--- INPUT DATA ---

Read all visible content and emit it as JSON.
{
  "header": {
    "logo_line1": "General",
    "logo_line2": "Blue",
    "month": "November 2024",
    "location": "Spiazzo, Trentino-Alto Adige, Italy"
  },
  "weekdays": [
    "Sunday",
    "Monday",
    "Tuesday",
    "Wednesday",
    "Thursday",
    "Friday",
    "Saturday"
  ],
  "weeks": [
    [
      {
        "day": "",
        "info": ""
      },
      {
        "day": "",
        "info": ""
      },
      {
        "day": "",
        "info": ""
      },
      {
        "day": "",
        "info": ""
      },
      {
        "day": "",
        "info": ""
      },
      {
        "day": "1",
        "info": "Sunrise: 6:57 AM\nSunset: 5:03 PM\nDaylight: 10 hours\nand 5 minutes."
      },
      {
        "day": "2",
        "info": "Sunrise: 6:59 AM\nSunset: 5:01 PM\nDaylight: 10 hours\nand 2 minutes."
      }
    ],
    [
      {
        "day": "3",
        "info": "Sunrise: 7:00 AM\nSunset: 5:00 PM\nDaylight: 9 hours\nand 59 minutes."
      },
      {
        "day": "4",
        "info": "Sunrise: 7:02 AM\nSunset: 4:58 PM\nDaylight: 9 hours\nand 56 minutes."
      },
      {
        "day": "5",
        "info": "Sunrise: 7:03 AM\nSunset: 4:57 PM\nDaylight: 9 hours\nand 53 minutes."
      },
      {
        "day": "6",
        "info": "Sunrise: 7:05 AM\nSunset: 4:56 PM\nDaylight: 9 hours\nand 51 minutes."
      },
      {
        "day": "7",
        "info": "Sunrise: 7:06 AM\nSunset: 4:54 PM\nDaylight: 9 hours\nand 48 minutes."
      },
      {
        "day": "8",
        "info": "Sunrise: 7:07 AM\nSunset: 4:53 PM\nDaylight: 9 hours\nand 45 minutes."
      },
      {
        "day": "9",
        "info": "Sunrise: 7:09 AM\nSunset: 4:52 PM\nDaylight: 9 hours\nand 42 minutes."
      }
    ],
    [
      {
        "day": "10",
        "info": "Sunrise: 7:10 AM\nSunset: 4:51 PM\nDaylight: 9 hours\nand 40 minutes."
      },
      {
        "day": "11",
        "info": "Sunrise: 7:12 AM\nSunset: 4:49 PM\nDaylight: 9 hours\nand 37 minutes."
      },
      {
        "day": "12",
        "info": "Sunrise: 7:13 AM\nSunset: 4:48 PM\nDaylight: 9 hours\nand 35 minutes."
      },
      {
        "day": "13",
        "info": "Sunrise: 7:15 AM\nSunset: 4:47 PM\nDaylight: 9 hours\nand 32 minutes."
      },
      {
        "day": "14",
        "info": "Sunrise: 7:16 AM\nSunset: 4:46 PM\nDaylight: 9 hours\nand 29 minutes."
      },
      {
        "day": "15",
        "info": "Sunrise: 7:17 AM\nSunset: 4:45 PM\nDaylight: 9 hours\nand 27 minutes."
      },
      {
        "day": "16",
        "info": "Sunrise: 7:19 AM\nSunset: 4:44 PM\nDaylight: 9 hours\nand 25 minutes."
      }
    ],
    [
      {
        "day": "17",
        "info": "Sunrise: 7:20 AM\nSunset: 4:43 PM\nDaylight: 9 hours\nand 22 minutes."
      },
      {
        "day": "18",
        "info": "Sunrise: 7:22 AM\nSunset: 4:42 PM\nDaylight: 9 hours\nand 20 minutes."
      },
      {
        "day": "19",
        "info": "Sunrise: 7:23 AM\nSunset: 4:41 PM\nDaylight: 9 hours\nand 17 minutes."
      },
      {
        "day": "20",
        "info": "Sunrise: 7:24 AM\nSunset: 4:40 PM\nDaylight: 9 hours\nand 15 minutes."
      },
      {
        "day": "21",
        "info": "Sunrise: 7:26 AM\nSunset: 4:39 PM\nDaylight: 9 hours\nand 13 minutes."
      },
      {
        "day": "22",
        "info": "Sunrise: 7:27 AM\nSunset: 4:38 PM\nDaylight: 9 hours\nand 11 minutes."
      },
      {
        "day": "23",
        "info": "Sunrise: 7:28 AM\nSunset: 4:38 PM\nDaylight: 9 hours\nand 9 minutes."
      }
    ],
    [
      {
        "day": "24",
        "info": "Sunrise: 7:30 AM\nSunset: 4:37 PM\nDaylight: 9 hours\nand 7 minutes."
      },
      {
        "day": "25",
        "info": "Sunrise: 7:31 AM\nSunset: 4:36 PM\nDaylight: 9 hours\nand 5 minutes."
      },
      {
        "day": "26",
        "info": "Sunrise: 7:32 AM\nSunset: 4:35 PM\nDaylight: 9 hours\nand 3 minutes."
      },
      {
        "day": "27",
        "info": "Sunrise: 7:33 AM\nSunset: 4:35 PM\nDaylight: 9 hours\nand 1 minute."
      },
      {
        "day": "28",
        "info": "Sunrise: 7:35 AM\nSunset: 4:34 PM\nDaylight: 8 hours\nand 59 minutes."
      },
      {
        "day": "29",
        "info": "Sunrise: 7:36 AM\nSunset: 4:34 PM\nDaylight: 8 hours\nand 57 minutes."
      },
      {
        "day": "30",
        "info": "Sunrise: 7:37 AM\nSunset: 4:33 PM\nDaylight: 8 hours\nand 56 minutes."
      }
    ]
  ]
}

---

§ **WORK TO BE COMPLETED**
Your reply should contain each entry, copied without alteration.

§ **ANSWER TO THIS TASK**
Read all visible content and emit it as JSON.
{
  "header": {
    "logo_line1": "General",
    "logo_line2": "Blue",
    "month": "November 2024",
    "location": "Spiazzo, Trentino-Alto Adige, Italy"
  },
  "weekdays": [
    "Sunday",
    "Monday",
    "Tuesday",
    "Wednesday",
    "Thursday",
    "Friday",
    "Saturday"
  ],
  "weeks": [
    [
      {
        "day": "",
        "info": ""
      },
      {
        "day": "",
        "info": ""
      },
      {
        "day": "",
        "info": ""
      },
      {
        "day": "",
        "info": ""
      },
      {
        "day": "",
        "info": ""
      },
      {
        "day": "1",
        "info": "Sunrise: 6:57 AM\nSunset: 5:03 PM\nDaylight: 10 hours\nand 5 minutes."
      },
      {
        "day": "2",
        "info": "Sunrise: 6:59 AM\nSunset: 5:01 PM\nDaylight: 10 hours\nand 2 minutes."
      }
    ],
    [
      {
        "day": "3",
        "info": "Sunrise: 7:00 AM\nSunset: 5:00 PM\nDaylight: 9 hours\nand 59 minutes."
      },
      {
        "day": "4",
        "info": "Sunrise: 7:02 AM\nSunset: 4:58 PM\nDaylight: 9 hours\nand 56 minutes."
      },
      {
        "day": "5",
        "info": "Sunrise: 7:03 AM\nSunset: 4:57 PM\nDaylight: 9 hours\nand 53 minutes."
      },
      {
        "day": "6",
        "info": "Sunrise: 7:05 AM\nSunset: 4:56 PM\nDaylight: 9 hours\nand 51 minutes."
      },
      {
        "day": "7",
        "info": "Sunrise: 7:06 AM\nSunset: 4:54 PM\nDaylight: 9 hours\nand 48 minutes."
      },
      {
        "day": "8",
        "info": "Sunrise: 7:07 AM\nSunset: 4:53 PM\nDaylight: 9 hours\nand 45 minutes."
      },
      {
        "day": "9",
        "info": "Sunrise: 7:09 AM\nSunset: 4:52 PM\nDaylight: 9 hours\nand 42 minutes."
      }
    ],
    [
      {
        "day": "10",
        "info": "Sunrise: 7:10 AM\nSunset: 4:51 PM\nDaylight: 9 hours\nand 40 minutes."
      },
      {
        "day": "11",
        "info": "Sunrise: 7:12 AM\nSunset: 4:49 PM\nDaylight: 9 hours\nand 37 minutes."
      },
      {
        "day": "12",
        "info": "Sunrise: 7:13 AM\nSunset: 4:48 PM\nDaylight: 9 hours\nand 35 minutes."
      },
      {
        "day": "13",
        "info": "Sunrise: 7:15 AM\nSunset: 4:47 PM\nDaylight: 9 hours\nand 32 minutes."
      },
      {
        "day": "14",
        "info": "Sunrise: 7:16 AM\nSunset: 4:46 PM\nDaylight: 9 hours\nand 29 minutes."
      },
      {
        "day": "15",
        "info": "Sunrise: 7:17 AM\nSunset: 4:45 PM\nDaylight: 9 hours\nand 27 minutes."
      },
      {
        "day": "16",
        "info": "Sunrise: 7:19 AM\nSunset: 4:44 PM\nDaylight: 9 hours\nand 25 minutes."
      }
    ],
    [
      {
        "day": "17",
        "info": "Sunrise: 7:20 AM\nSunset: 4:43 PM\nDaylight: 9 hours\nand 22 minutes."
      },
      {
        "day": "18",
        "info": "Sunrise: 7:22 AM\nSunset: 4:42 PM\nDaylight: 9 hours\nand 20 minutes."
      },
      {
        "day": "19",
        "info": "Sunrise: 7:23 AM\nSunset: 4:41 PM\nDaylight: 9 hours\nand 17 minutes."
      },
      {
        "day": "20",
        "info": "Sunrise: 7:24 AM\nSunset: 4:40 PM\nDaylight: 9 hours\nand 15 minutes."
      },
      {
        "day": "21",
        "info": "Sunrise: 7:26 AM\nSunset: 4:39 PM\nDaylight: 9 hours\nand 13 minutes."
      },
      {
        "day": "22",
        "info": "Sunrise: 7:27 AM\nSunset: 4:38 PM\nDaylight: 9 hours\nand 11 minutes."
      },
      {
        "day": "23",
        "info": "Sunrise: 7:28 AM\nSunset: 4:38 PM\nDaylight: 9 hours\nand 9 minutes."
      }
    ],
    [
      {
        "day": "24",
        "info": "Sunrise: 7:30 AM\nSunset: 4:37 PM\nDaylight: 9 hours\nand 7 minutes."
      },
      {
        "day": "25",
        "info": "Sunrise: 7:31 AM\nSunset: 4:36 PM\nDaylight: 9 hours\nand 5 minutes."
      },
      {
        "day": "26",
        "info": "Sunrise: 7:32 AM\nSunset: 4:35 PM\nDaylight: 9 hours\nand 3 minutes."
      },
      {
        "day": "27",
        "info": "Sunrise: 7:33 AM\nSunset: 4:35 PM\nDaylight: 9 hours\nand 1 minute."
      },
      {
        "day": "28",
        "info": "Sunrise: 7:35 AM\nSunset: 4:34 PM\nDaylight: 8 hours\nand 59 minutes."
      },
      {
        "day": "29",
        "info": "Sunrise: 7:36 AM\nSunset: 4:34 PM\nDaylight: 8 hours\nand 57 minutes."
      },
      {
        "day": "30",
        "info": "Sunrise: 7:37 AM\nSunset: 4:33 PM\nDaylight: 8 hours\nand 56 minutes."
      }
    ]
  ]
}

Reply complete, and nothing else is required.